Carbon DIoxide, CO2, or Super-Gas?

Wright Brothers is a trusted supplier of carbon dioxide to Cincinnati and surrounding areas.

Many people outside the industrial gas industry are familiar with carbon dioxide, CO2, as the carbonation in certain beverages and as the chemical in fire extinguishers. However, so many different forms of CO2 are employed in the industrial gas industry that it is one of the most versatile gases on the market

Brief History

CO2 was discovered in the early 1600’s as the off gas of burning wood by Jan Baptista von Helmont, a scientist in Finland. In the mid 1700’s a chemist in England, Joseph Priestly, found that mixing water and CO2 being expended from a fermentation process created sparkling water which altered the water’s taste and was the driving force behind the start of the soft drink industry.

One of the characteristics of the gas that was unconvered was its ability to be easily liquefied. This resulted in it becoming the first commercial industrial gas to be supplied as a packaged gas. Eventually, after learning more about the gas, CO2 became the only gas offered and utlizied in all three of its phases – gas, liquid and solid.


For those involved in the gas industry, CO2 is most commonly associated with welding as a shielding gas and as a refrigerant in the food industry. Other characteristics make it unique as well .

The best example is when after making contact with water, CO2 forms carbonic acid. Although it is not a very powerful acid, it is an acid nonetheless and has the ability to modify the pH in certain applications where the pH is an important system parameter. This is the case in different industries such as paper production, textiles, and water treatment processes. One more plus is that carbonic acid is not stored as an acid (such as sulfuric or hydrochloric acids). As mentioned, the CO2 needs water to create the acid so it remains CO2 until needed and is not considered dangerous like several acids.


CO2 is stored as a liquid regardless of the container. The pressure in an uninsulated CO2 cylinder is approximately around 800 psig depending on the surrounding temperature. The outcome of this is that any application using liquid CO2 must be under pressure. Employees in the oil industry are aware of CO2 replacing water in enhanced oil recovery (EOR) where the liquid is combined with sand or sand like substance (proppant) and pumped down an oil well to recover oil that has been trapped between layers of rock. EOR is a blanket term to describe different applications but the most frequent is fracking. Here a propant is pushed into rocks rich with oil with the use of man-made devices. This leads to the fracture of the rock and the subsequent release of the oil inside of it. When CO2 is used instead of water, its natural expansion of volume from liquid to gas helps enlarge the fissure and recover an additional amount of oil.

It’s not common knowledge that liquid CO2 is also used in the dry cleaning industry. In a specific high pressure washer, liquid CO2 is introduced with a stain remover. The laundry is treated as in a regular washing machine applying turbulence to clean the wash. When the cycle is done, the dirt, grime and stain remover are separated from the liquid CO2. The liquid CO2 is then extracted for reuse and the clean clothes are removed and has remained dry since there was no water utilized in the process.

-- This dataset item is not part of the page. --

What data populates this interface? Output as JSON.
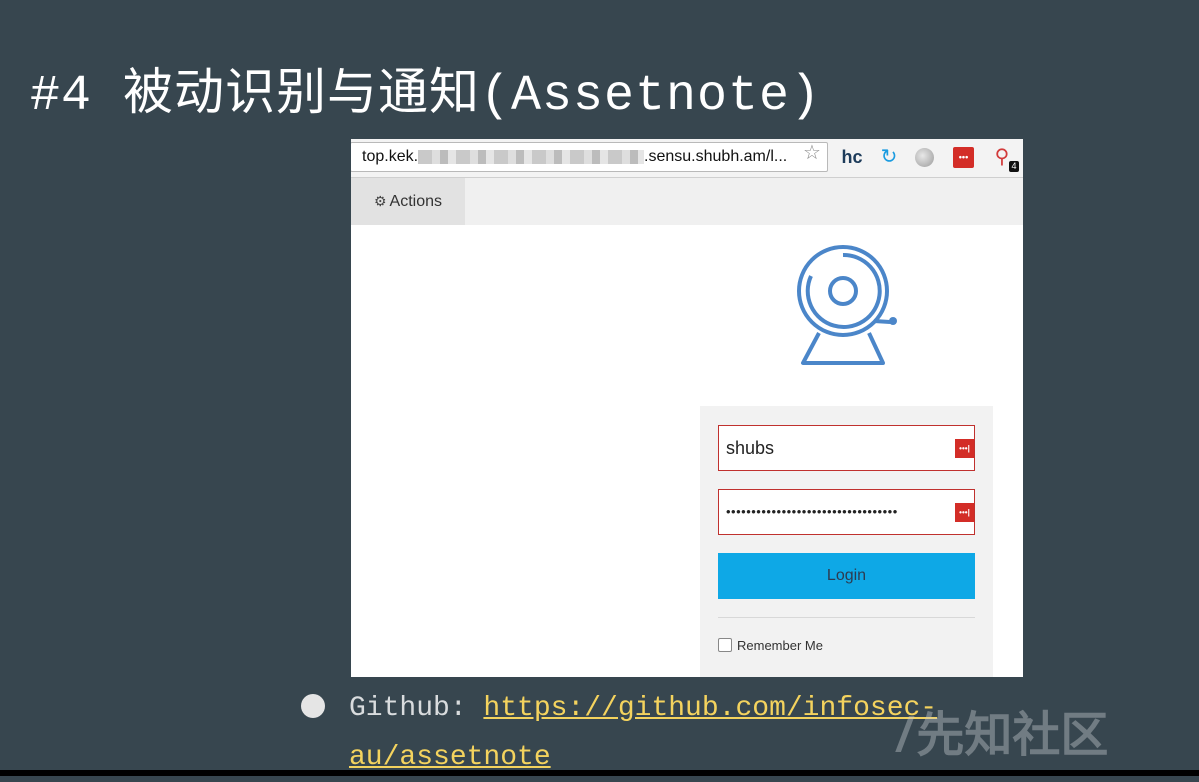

Every chemical (element or compound) has a state in which the three phases (gas, liquid and solid) have the same qualities and is reached through modification of temperature and pressure; this is referred to as the supercritical state. The supercritical state of CO2 can be generated in a uniquely designed processor. The fluid phase of supercritical CO2 is an exceptional solvent and is used to extract fragrances and color from flowers and plants. The process is, of course, performed under high pressure and requires highly specialized equipment.


Solid CO2 or dry ice is utilized applied in many different ways as a coolant. When liquid CO2 is transported through a high pressure line and passed through special nozzles, it instantly becomes CO2 snow and is used in the refrigeration or freezing of food. Dry ice pellets can be used in plae of regular ice in bins that hold perishables for long road transportation.

Dry ice in very small form is (about the size of a grain of rice) employed as an abrasive to eliminate coating on surfaces without hurting the surface itself by shooting the rice size pellets through a blasting lance. This is popular in the aircraft industry where an airplane’s body has to maintain its integrity and cannot tolerate any damage that would occur with sand blasting. This is also advantageous because is that the removed coating does not require separating from the abrasive as the pellets sublimate to CO2 gas leading to a cleanup that is quite easy.

Referring to CO2 as a super-gas may be debatable, but it is certainly the most versatile element available in the industrial gas market.

For more information on how you can get carbon dioxide in Cincinnati for any of your specialty gas operations, call Wright Brothers at 800-637-2222 or at

John Segura, PE

About the Author

John Segura is a licensed Professional Engineer and a well-rounded executive in the industrial gas world. He has been in the industry for over 30 years and is experienced in marketing, sales, and operations at both domestic and international levels. Segura has been a leader to several teams of technicians and engineers through his work as an R&D manager for dominant gas companies. His work lead him to running the marketing efforts of technology worldwide industrial gas suppliers. Now, he acts as an industry consultant on the business specializing in operations, applications and marketing.